● **Description of the task**: The reply should consist of the full listing, written out exactly.

[[ Record set, beginning ]]

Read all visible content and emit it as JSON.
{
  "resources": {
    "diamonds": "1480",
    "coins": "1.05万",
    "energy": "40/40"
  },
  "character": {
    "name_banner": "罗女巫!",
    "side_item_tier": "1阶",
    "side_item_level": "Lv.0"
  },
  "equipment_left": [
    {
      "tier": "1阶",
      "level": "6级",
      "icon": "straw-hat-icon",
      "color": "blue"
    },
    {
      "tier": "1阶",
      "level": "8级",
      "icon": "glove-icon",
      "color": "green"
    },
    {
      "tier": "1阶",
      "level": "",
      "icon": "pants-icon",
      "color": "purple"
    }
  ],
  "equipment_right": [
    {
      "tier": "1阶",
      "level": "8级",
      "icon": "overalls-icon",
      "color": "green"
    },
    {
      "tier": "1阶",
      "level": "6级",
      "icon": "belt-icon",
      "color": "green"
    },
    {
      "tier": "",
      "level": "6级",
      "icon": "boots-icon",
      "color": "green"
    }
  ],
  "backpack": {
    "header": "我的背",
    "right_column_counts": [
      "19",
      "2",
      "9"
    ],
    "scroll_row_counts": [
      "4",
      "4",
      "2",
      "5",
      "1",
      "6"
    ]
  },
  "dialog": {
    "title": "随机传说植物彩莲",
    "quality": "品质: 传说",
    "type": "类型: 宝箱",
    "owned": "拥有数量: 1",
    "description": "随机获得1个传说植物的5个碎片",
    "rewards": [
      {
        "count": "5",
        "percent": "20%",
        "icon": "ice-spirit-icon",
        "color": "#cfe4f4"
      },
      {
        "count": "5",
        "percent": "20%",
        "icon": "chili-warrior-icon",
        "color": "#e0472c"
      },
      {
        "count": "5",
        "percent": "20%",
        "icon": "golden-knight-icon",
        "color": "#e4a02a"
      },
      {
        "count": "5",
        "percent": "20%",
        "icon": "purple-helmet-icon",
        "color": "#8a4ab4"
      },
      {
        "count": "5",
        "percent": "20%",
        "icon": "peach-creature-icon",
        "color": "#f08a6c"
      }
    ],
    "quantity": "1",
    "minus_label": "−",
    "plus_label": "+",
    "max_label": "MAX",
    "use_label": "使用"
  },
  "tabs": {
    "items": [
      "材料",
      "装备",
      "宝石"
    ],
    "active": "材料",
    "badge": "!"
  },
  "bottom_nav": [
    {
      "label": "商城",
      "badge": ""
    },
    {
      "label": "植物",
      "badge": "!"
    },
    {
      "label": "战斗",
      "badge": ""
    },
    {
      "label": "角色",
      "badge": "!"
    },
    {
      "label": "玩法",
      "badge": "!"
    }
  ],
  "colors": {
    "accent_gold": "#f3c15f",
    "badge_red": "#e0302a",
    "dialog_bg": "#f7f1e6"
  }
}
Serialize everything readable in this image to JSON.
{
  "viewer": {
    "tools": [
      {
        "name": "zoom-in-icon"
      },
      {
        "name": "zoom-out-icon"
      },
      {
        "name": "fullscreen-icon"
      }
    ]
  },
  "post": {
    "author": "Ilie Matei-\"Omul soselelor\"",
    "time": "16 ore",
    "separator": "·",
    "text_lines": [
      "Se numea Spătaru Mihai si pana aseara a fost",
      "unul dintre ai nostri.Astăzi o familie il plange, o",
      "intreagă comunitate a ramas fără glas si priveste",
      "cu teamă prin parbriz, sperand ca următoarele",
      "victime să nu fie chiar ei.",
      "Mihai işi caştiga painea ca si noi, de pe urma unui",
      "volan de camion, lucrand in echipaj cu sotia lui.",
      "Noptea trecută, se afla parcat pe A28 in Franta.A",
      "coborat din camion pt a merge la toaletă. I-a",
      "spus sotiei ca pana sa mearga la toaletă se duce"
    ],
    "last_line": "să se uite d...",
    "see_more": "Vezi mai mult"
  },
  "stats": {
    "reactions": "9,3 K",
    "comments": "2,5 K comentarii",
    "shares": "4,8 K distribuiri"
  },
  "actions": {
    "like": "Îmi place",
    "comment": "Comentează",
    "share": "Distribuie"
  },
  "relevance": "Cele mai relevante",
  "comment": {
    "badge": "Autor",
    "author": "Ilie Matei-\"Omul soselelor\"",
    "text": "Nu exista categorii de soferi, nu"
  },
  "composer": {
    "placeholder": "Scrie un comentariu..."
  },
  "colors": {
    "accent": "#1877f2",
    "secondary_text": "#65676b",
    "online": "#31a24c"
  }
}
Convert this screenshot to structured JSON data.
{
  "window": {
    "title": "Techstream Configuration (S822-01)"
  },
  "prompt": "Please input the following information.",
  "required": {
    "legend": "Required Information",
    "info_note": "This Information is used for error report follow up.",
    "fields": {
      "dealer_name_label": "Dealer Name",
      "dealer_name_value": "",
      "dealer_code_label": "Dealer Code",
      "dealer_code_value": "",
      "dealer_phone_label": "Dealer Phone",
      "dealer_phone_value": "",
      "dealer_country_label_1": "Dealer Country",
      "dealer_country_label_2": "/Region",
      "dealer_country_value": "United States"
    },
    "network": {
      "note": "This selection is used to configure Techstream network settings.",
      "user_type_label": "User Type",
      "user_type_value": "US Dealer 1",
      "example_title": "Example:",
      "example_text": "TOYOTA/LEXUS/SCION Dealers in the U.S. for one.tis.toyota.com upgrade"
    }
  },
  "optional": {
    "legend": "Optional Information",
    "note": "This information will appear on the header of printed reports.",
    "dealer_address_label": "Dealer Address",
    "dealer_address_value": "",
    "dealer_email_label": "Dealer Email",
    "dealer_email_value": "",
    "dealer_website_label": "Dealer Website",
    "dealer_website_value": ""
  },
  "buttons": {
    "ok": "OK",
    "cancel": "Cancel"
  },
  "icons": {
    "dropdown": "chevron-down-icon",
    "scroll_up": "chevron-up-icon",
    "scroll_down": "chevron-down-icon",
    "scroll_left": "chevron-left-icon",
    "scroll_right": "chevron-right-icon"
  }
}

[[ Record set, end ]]

● **Answer to this problem**:
Read all visible content and emit it as JSON.
{
  "resources": {
    "diamonds": "1480",
    "coins": "1.05万",
    "energy": "40/40"
  },
  "character": {
    "name_banner": "罗女巫!",
    "side_item_tier": "1阶",
    "side_item_level": "Lv.0"
  },
  "equipment_left": [
    {
      "tier": "1阶",
      "level": "6级",
      "icon": "straw-hat-icon",
      "color": "blue"
    },
    {
      "tier": "1阶",
      "level": "8级",
      "icon": "glove-icon",
      "color": "green"
    },
    {
      "tier": "1阶",
      "level": "",
      "icon": "pants-icon",
      "color": "purple"
    }
  ],
  "equipment_right": [
    {
      "tier": "1阶",
      "level": "8级",
      "icon": "overalls-icon",
      "color": "green"
    },
    {
      "tier": "1阶",
      "level": "6级",
      "icon": "belt-icon",
      "color": "green"
    },
    {
      "tier": "",
      "level": "6级",
      "icon": "boots-icon",
      "color": "green"
    }
  ],
  "backpack": {
    "header": "我的背",
    "right_column_counts": [
      "19",
      "2",
      "9"
    ],
    "scroll_row_counts": [
      "4",
      "4",
      "2",
      "5",
      "1",
      "6"
    ]
  },
  "dialog": {
    "title": "随机传说植物彩莲",
    "quality": "品质: 传说",
    "type": "类型: 宝箱",
    "owned": "拥有数量: 1",
    "description": "随机获得1个传说植物的5个碎片",
    "rewards": [
      {
        "count": "5",
        "percent": "20%",
        "icon": "ice-spirit-icon",
        "color": "#cfe4f4"
      },
      {
        "count": "5",
        "percent": "20%",
        "icon": "chili-warrior-icon",
        "color": "#e0472c"
      },
      {
        "count": "5",
        "percent": "20%",
        "icon": "golden-knight-icon",
        "color": "#e4a02a"
      },
      {
        "count": "5",
        "percent": "20%",
        "icon": "purple-helmet-icon",
        "color": "#8a4ab4"
      },
      {
        "count": "5",
        "percent": "20%",
        "icon": "peach-creature-icon",
        "color": "#f08a6c"
      }
    ],
    "quantity": "1",
    "minus_label": "−",
    "plus_label": "+",
    "max_label": "MAX",
    "use_label": "使用"
  },
  "tabs": {
    "items": [
      "材料",
      "装备",
      "宝石"
    ],
    "active": "材料",
    "badge": "!"
  },
  "bottom_nav": [
    {
      "label": "商城",
      "badge": ""
    },
    {
      "label": "植物",
      "badge": "!"
    },
    {
      "label": "战斗",
      "badge": ""
    },
    {
      "label": "角色",
      "badge": "!"
    },
    {
      "label": "玩法",
      "badge": "!"
    }
  ],
  "colors": {
    "accent_gold": "#f3c15f",
    "badge_red": "#e0302a",
    "dialog_bg": "#f7f1e6"
  }
}
Serialize everything readable in this image to JSON.
{
  "viewer": {
    "tools": [
      {
        "name": "zoom-in-icon"
      },
      {
        "name": "zoom-out-icon"
      },
      {
        "name": "fullscreen-icon"
      }
    ]
  },
  "post": {
    "author": "Ilie Matei-\"Omul soselelor\"",
    "time": "16 ore",
    "separator": "·",
    "text_lines": [
      "Se numea Spătaru Mihai si pana aseara a fost",
      "unul dintre ai nostri.Astăzi o familie il plange, o",
      "intreagă comunitate a ramas fără glas si priveste",
      "cu teamă prin parbriz, sperand ca următoarele",
      "victime să nu fie chiar ei.",
      "Mihai işi caştiga painea ca si noi, de pe urma unui",
      "volan de camion, lucrand in echipaj cu sotia lui.",
      "Noptea trecută, se afla parcat pe A28 in Franta.A",
      "coborat din camion pt a merge la toaletă. I-a",
      "spus sotiei ca pana sa mearga la toaletă se duce"
    ],
    "last_line": "să se uite d...",
    "see_more": "Vezi mai mult"
  },
  "stats": {
    "reactions": "9,3 K",
    "comments": "2,5 K comentarii",
    "shares": "4,8 K distribuiri"
  },
  "actions": {
    "like": "Îmi place",
    "comment": "Comentează",
    "share": "Distribuie"
  },
  "relevance": "Cele mai relevante",
  "comment": {
    "badge": "Autor",
    "author": "Ilie Matei-\"Omul soselelor\"",
    "text": "Nu exista categorii de soferi, nu"
  },
  "composer": {
    "placeholder": "Scrie un comentariu..."
  },
  "colors": {
    "accent": "#1877f2",
    "secondary_text": "#65676b",
    "online": "#31a24c"
  }
}
Convert this screenshot to structured JSON data.
{
  "window": {
    "title": "Techstream Configuration (S822-01)"
  },
  "prompt": "Please input the following information.",
  "required": {
    "legend": "Required Information",
    "info_note": "This Information is used for error report follow up.",
    "fields": {
      "dealer_name_label": "Dealer Name",
      "dealer_name_value": "",
      "dealer_code_label": "Dealer Code",
      "dealer_code_value": "",
      "dealer_phone_label": "Dealer Phone",
      "dealer_phone_value": "",
      "dealer_country_label_1": "Dealer Country",
      "dealer_country_label_2": "/Region",
      "dealer_country_value": "United States"
    },
    "network": {
      "note": "This selection is used to configure Techstream network settings.",
      "user_type_label": "User Type",
      "user_type_value": "US Dealer 1",
      "example_title": "Example:",
      "example_text": "TOYOTA/LEXUS/SCION Dealers in the U.S. for one.tis.toyota.com upgrade"
    }
  },
  "optional": {
    "legend": "Optional Information",
    "note": "This information will appear on the header of printed reports.",
    "dealer_address_label": "Dealer Address",
    "dealer_address_value": "",
    "dealer_email_label": "Dealer Email",
    "dealer_email_value": "",
    "dealer_website_label": "Dealer Website",
    "dealer_website_value": ""
  },
  "buttons": {
    "ok": "OK",
    "cancel": "Cancel"
  },
  "icons": {
    "dropdown": "chevron-down-icon",
    "scroll_up": "chevron-up-icon",
    "scroll_down": "chevron-down-icon",
    "scroll_left": "chevron-left-icon",
    "scroll_right": "chevron-right-icon"
  }
}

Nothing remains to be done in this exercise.